START Data for this exercise
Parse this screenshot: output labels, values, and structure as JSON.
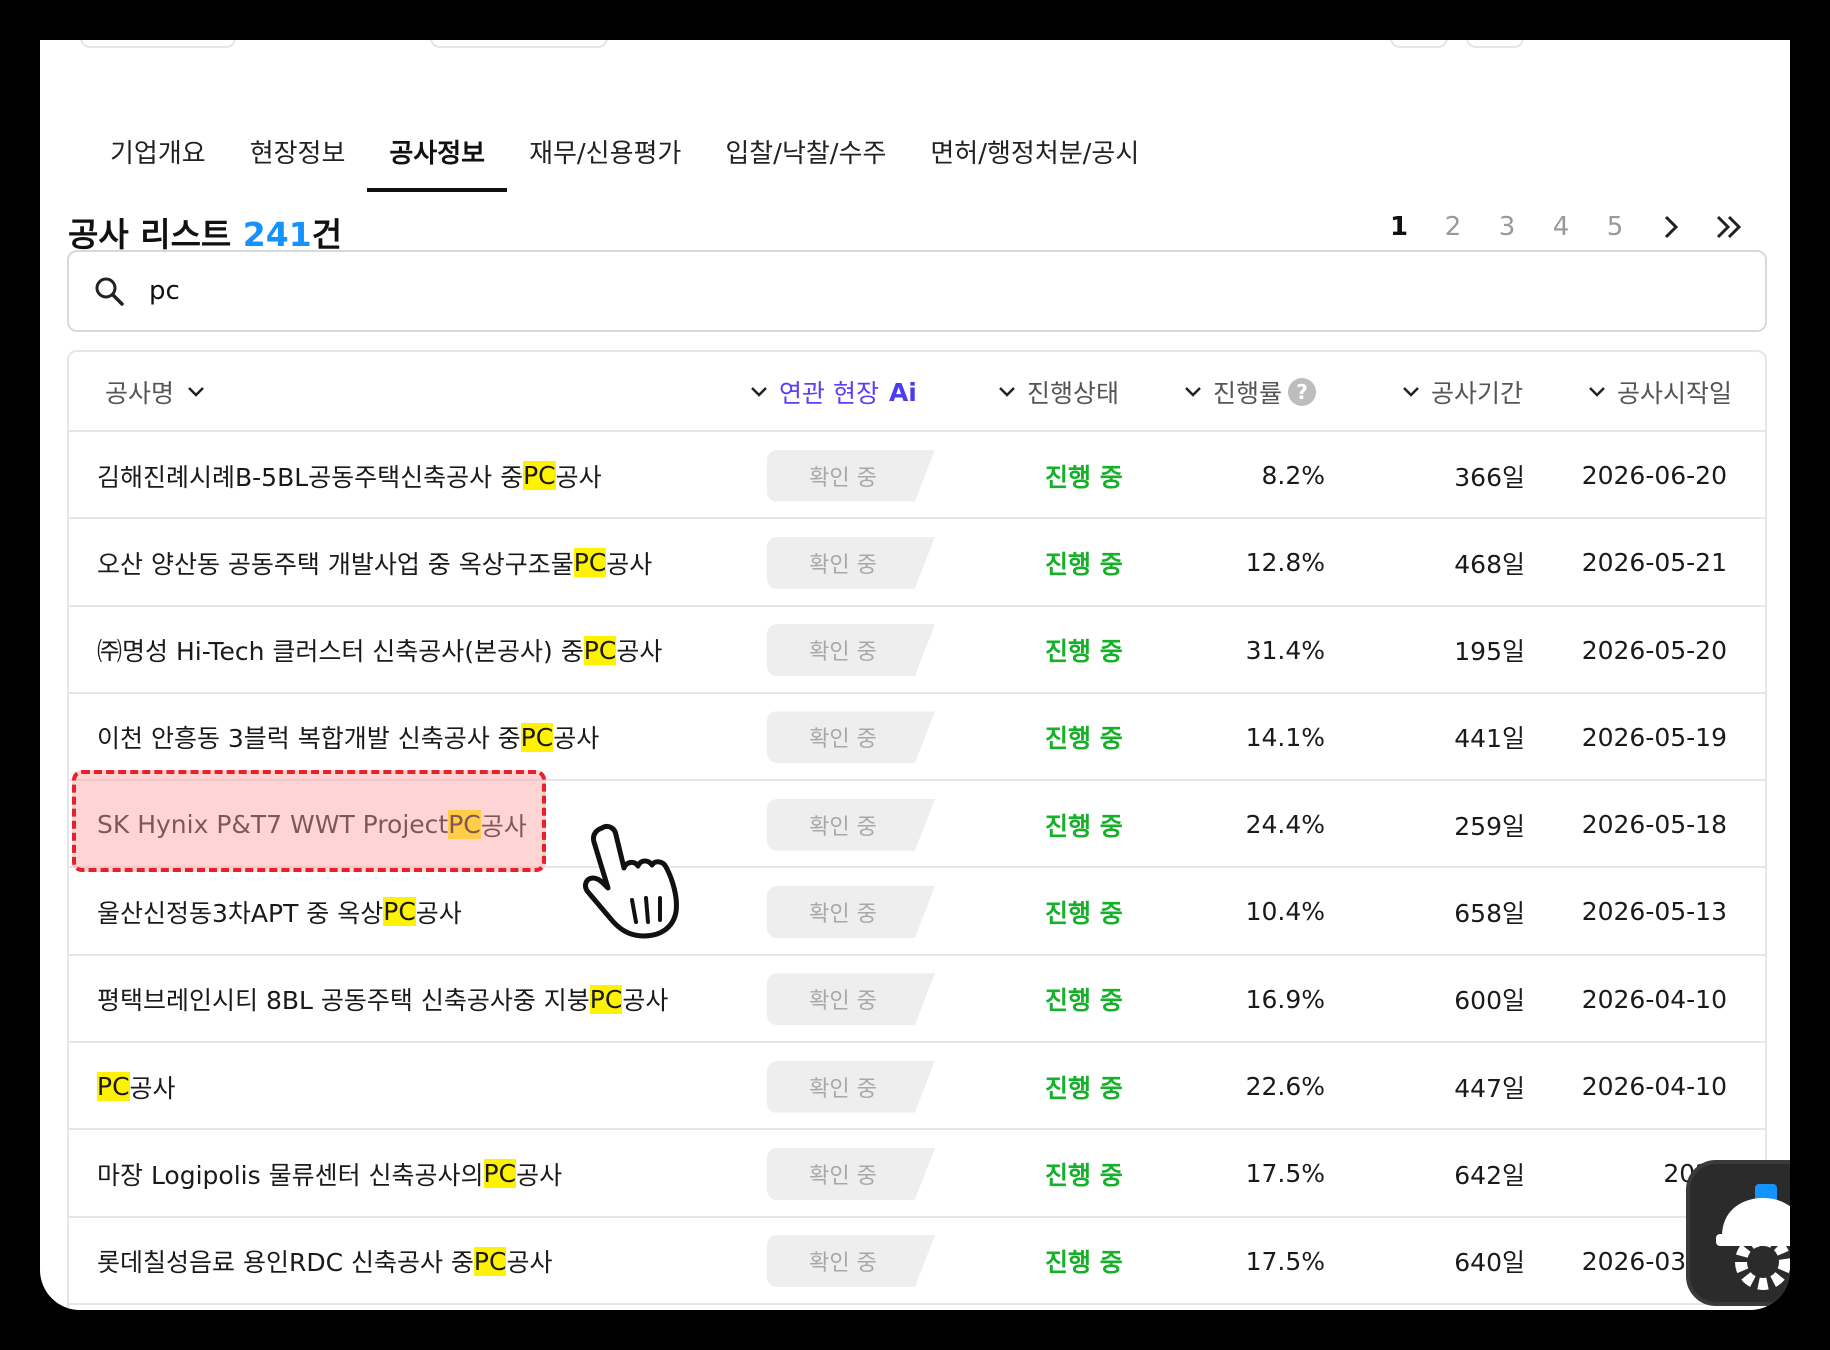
{
  "tabs": [
    {
      "label": "기업개요"
    },
    {
      "label": "현장정보"
    },
    {
      "label": "공사정보"
    },
    {
      "label": "재무/신용평가"
    },
    {
      "label": "입찰/낙찰/수주"
    },
    {
      "label": "면허/행정처분/공시"
    }
  ],
  "active_tab": "공사정보",
  "list": {
    "title": "공사 리스트",
    "count": "241",
    "count_suffix": "건"
  },
  "pagination": {
    "pages": [
      "1",
      "2",
      "3",
      "4",
      "5"
    ],
    "current": "1"
  },
  "search": {
    "value": "pc"
  },
  "table": {
    "headers": {
      "name": "공사명",
      "site": "연관 현장",
      "site_ai": "Ai",
      "status": "진행상태",
      "rate": "진행률",
      "rate_help": "?",
      "period": "공사기간",
      "start": "공사시작일"
    },
    "rows": [
      {
        "name_pre": "김해진례시례B-5BL공동주택신축공사 중 ",
        "name_hl": "PC",
        "name_post": "공사",
        "badge": "확인 중",
        "status": "진행 중",
        "rate": "8.2%",
        "period": "366일",
        "start": "2026-06-20"
      },
      {
        "name_pre": "오산 양산동 공동주택 개발사업 중 옥상구조물 ",
        "name_hl": "PC",
        "name_post": "공사",
        "badge": "확인 중",
        "status": "진행 중",
        "rate": "12.8%",
        "period": "468일",
        "start": "2026-05-21"
      },
      {
        "name_pre": "㈜명성 Hi-Tech 클러스터 신축공사(본공사) 중 ",
        "name_hl": "PC",
        "name_post": "공사",
        "badge": "확인 중",
        "status": "진행 중",
        "rate": "31.4%",
        "period": "195일",
        "start": "2026-05-20"
      },
      {
        "name_pre": "이천 안흥동 3블럭 복합개발 신축공사 중 ",
        "name_hl": "PC",
        "name_post": "공사",
        "badge": "확인 중",
        "status": "진행 중",
        "rate": "14.1%",
        "period": "441일",
        "start": "2026-05-19"
      },
      {
        "name_pre": "SK Hynix P&T7 WWT Project ",
        "name_hl": "PC",
        "name_post": "공사",
        "badge": "확인 중",
        "status": "진행 중",
        "rate": "24.4%",
        "period": "259일",
        "start": "2026-05-18"
      },
      {
        "name_pre": "울산신정동3차APT 중 옥상",
        "name_hl": "PC",
        "name_post": "공사",
        "badge": "확인 중",
        "status": "진행 중",
        "rate": "10.4%",
        "period": "658일",
        "start": "2026-05-13"
      },
      {
        "name_pre": "평택브레인시티 8BL 공동주택 신축공사중 지붕",
        "name_hl": "PC",
        "name_post": "공사",
        "badge": "확인 중",
        "status": "진행 중",
        "rate": "16.9%",
        "period": "600일",
        "start": "2026-04-10"
      },
      {
        "name_pre": "",
        "name_hl": "PC",
        "name_post": "공사",
        "badge": "확인 중",
        "status": "진행 중",
        "rate": "22.6%",
        "period": "447일",
        "start": "2026-04-10"
      },
      {
        "name_pre": "마장 Logipolis 물류센터 신축공사의 ",
        "name_hl": "PC",
        "name_post": "공사",
        "badge": "확인 중",
        "status": "진행 중",
        "rate": "17.5%",
        "period": "642일",
        "start": "2026"
      },
      {
        "name_pre": "롯데칠성음료 용인RDC 신축공사 중 ",
        "name_hl": "PC",
        "name_post": "공사",
        "badge": "확인 중",
        "status": "진행 중",
        "rate": "17.5%",
        "period": "640일",
        "start": "2026-03-30"
      }
    ]
  },
  "colors": {
    "accent_blue": "#1493ff",
    "ai_purple": "#5b3ef5",
    "status_green": "#17b02a",
    "highlight_yellow": "#fff200",
    "annotation_red": "#e8202a"
  }
}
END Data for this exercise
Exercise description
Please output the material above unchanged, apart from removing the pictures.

Finished exercise
Parse this screenshot: output labels, values, and structure as JSON.
{
  "tabs": [
    {
      "label": "기업개요"
    },
    {
      "label": "현장정보"
    },
    {
      "label": "공사정보"
    },
    {
      "label": "재무/신용평가"
    },
    {
      "label": "입찰/낙찰/수주"
    },
    {
      "label": "면허/행정처분/공시"
    }
  ],
  "active_tab": "공사정보",
  "list": {
    "title": "공사 리스트",
    "count": "241",
    "count_suffix": "건"
  },
  "pagination": {
    "pages": [
      "1",
      "2",
      "3",
      "4",
      "5"
    ],
    "current": "1"
  },
  "search": {
    "value": "pc"
  },
  "table": {
    "headers": {
      "name": "공사명",
      "site": "연관 현장",
      "site_ai": "Ai",
      "status": "진행상태",
      "rate": "진행률",
      "rate_help": "?",
      "period": "공사기간",
      "start": "공사시작일"
    },
    "rows": [
      {
        "name_pre": "김해진례시례B-5BL공동주택신축공사 중 ",
        "name_hl": "PC",
        "name_post": "공사",
        "badge": "확인 중",
        "status": "진행 중",
        "rate": "8.2%",
        "period": "366일",
        "start": "2026-06-20"
      },
      {
        "name_pre": "오산 양산동 공동주택 개발사업 중 옥상구조물 ",
        "name_hl": "PC",
        "name_post": "공사",
        "badge": "확인 중",
        "status": "진행 중",
        "rate": "12.8%",
        "period": "468일",
        "start": "2026-05-21"
      },
      {
        "name_pre": "㈜명성 Hi-Tech 클러스터 신축공사(본공사) 중 ",
        "name_hl": "PC",
        "name_post": "공사",
        "badge": "확인 중",
        "status": "진행 중",
        "rate": "31.4%",
        "period": "195일",
        "start": "2026-05-20"
      },
      {
        "name_pre": "이천 안흥동 3블럭 복합개발 신축공사 중 ",
        "name_hl": "PC",
        "name_post": "공사",
        "badge": "확인 중",
        "status": "진행 중",
        "rate": "14.1%",
        "period": "441일",
        "start": "2026-05-19"
      },
      {
        "name_pre": "SK Hynix P&T7 WWT Project ",
        "name_hl": "PC",
        "name_post": "공사",
        "badge": "확인 중",
        "status": "진행 중",
        "rate": "24.4%",
        "period": "259일",
        "start": "2026-05-18"
      },
      {
        "name_pre": "울산신정동3차APT 중 옥상",
        "name_hl": "PC",
        "name_post": "공사",
        "badge": "확인 중",
        "status": "진행 중",
        "rate": "10.4%",
        "period": "658일",
        "start": "2026-05-13"
      },
      {
        "name_pre": "평택브레인시티 8BL 공동주택 신축공사중 지붕",
        "name_hl": "PC",
        "name_post": "공사",
        "badge": "확인 중",
        "status": "진행 중",
        "rate": "16.9%",
        "period": "600일",
        "start": "2026-04-10"
      },
      {
        "name_pre": "",
        "name_hl": "PC",
        "name_post": "공사",
        "badge": "확인 중",
        "status": "진행 중",
        "rate": "22.6%",
        "period": "447일",
        "start": "2026-04-10"
      },
      {
        "name_pre": "마장 Logipolis 물류센터 신축공사의 ",
        "name_hl": "PC",
        "name_post": "공사",
        "badge": "확인 중",
        "status": "진행 중",
        "rate": "17.5%",
        "period": "642일",
        "start": "2026"
      },
      {
        "name_pre": "롯데칠성음료 용인RDC 신축공사 중 ",
        "name_hl": "PC",
        "name_post": "공사",
        "badge": "확인 중",
        "status": "진행 중",
        "rate": "17.5%",
        "period": "640일",
        "start": "2026-03-30"
      }
    ]
  },
  "colors": {
    "accent_blue": "#1493ff",
    "ai_purple": "#5b3ef5",
    "status_green": "#17b02a",
    "highlight_yellow": "#fff200",
    "annotation_red": "#e8202a"
  }
}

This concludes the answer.